You'll also need a sportier watch if you want a deep dive into your running form. After you've finished a run with the Venu 3 you'll find your heart rate (and heart rate zones), cadence, time spent running/walking, and altitude in the Garmin Connect app, but you won't get more advanced stats like vertical oscillation, running powder, and stride length unless you connect a Garmin Running Dynamics Pod.
With that in mind, I was surprised to find that the Venu 3 supports imported workout plans, though. If you're following a plan created using a took like TrainingPeaks, you can transfer your workouts to the Venu 3, which will then lead you through them.
Of course, workouts are only part of successful training. You also need to recover properly, and that's where the Venu 3 really shines. It was the first watch to offer Garmin's new Sleep Coach tool, including the ability to track naps.
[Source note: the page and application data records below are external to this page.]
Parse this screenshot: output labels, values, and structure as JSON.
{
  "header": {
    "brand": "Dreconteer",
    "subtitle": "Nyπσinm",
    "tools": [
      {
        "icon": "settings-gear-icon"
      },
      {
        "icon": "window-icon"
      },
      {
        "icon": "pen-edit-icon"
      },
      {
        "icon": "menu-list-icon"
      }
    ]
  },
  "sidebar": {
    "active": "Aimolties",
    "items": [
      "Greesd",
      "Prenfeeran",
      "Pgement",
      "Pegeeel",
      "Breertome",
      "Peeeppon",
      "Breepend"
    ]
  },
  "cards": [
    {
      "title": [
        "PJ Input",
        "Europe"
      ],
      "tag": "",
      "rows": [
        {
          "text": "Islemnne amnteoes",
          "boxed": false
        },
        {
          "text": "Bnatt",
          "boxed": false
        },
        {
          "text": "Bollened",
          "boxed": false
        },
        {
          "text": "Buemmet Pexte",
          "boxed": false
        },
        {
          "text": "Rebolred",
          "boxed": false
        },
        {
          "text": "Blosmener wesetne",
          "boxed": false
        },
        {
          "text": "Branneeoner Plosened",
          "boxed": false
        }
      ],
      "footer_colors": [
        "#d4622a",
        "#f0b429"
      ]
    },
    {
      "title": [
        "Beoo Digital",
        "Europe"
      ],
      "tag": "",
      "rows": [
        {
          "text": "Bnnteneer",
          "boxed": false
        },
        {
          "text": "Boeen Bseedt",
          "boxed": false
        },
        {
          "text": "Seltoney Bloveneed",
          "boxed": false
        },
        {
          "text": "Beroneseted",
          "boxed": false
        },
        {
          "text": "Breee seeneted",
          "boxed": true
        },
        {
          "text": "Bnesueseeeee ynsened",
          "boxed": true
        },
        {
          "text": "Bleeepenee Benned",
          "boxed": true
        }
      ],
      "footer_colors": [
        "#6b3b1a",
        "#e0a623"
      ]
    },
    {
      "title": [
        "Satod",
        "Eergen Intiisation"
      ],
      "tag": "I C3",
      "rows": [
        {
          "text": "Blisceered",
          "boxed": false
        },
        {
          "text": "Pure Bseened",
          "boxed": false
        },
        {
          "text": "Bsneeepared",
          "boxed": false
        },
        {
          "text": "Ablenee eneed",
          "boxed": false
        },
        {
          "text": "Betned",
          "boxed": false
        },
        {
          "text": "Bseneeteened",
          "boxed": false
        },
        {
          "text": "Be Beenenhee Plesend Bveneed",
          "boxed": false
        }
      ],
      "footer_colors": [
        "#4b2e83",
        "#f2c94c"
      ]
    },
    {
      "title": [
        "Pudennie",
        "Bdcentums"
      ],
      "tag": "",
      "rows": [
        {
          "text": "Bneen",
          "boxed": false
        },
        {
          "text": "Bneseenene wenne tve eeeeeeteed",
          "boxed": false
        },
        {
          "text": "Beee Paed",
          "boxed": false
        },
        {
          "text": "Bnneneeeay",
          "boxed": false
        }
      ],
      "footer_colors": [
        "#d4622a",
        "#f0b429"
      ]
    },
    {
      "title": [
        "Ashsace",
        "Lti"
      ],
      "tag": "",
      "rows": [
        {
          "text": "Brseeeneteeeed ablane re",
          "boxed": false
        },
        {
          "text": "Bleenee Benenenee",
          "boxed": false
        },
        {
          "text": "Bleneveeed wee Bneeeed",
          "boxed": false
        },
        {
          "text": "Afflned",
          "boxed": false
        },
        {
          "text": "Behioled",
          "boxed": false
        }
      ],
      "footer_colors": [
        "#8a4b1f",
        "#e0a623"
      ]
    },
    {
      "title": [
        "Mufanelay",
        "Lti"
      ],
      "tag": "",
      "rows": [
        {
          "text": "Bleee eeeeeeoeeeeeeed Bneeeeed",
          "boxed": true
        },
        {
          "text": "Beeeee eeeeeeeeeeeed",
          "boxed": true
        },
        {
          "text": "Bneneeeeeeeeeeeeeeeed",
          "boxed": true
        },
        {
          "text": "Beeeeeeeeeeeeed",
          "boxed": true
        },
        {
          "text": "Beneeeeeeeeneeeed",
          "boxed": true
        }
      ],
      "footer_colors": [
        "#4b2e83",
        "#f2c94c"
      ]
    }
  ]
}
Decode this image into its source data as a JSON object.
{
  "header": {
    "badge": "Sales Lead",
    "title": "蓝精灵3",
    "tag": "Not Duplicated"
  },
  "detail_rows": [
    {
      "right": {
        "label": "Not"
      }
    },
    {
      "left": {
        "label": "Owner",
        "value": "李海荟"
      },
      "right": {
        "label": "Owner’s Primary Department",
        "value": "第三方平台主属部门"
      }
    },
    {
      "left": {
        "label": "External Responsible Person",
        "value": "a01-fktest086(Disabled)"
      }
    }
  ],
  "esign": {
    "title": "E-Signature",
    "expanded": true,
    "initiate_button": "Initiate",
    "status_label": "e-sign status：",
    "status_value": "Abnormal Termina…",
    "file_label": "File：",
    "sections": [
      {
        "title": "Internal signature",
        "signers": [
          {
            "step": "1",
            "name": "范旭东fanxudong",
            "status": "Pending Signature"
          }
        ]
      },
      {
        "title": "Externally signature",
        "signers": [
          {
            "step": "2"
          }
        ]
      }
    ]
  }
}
Previously, Garmin watches would detect one period of slumber within a 24-hour period, and record stages of deep, light, and REM sleep throughout. You watch would also pick up any periods of wakefulness or restlessness, and all this data would be presented to you in the Sleep glance on your watch face, and in the Garmin Connect app.
Sleep Coach doesn't just tell you how well you slept, it also gives you personalized advice on how long you should aim to sleep tonight, helping you decide whether you need to hit the hay early. It makes this calculation using factors like heart rate variability, recent sleep quality, workouts, and naps, all of which can affect how much rest you require to recover properly.
At the time of writing the Nap glance hasn't yet rolled out for the Venu 3S, but nap tracking seems to work well and will silently detect when you've decided to grab 40 winks (or more – the watch will record naps lasting up to three hours, though you're advised to keep them under 30 minutes to avoid messing up your sleep at night).
Overall, the Venu 3 is an excellent watch provided you're not expecting the same sports-tracking tools you'd get with a Fenix or Forerunner. This is a more everyday watch for general health and productivity, and it fills that niche with style.
The biggest drawback for me personally is the price. At $449.99 / £449.99 it's more than a Wi-Fi only Apple Watch Series 9, and you can easily find a Garmin Fenix 7 for the same price if you shop around. Hopefully we'll see an early discount in the Black Friday Garmin deals that will bring it down to a more accessible level.
Cat is the editor of Advnture, She’s been a journalist for 15 years, and was fitness and wellbeing editor on TechRadar before joining the Advnture team in 2022. She’s a UK Athletics qualified run leader, and in her spare time enjoys nothing more than lacing up her shoes and hitting the roads and trails (the muddier, the better), usually wearing at least two sports watches.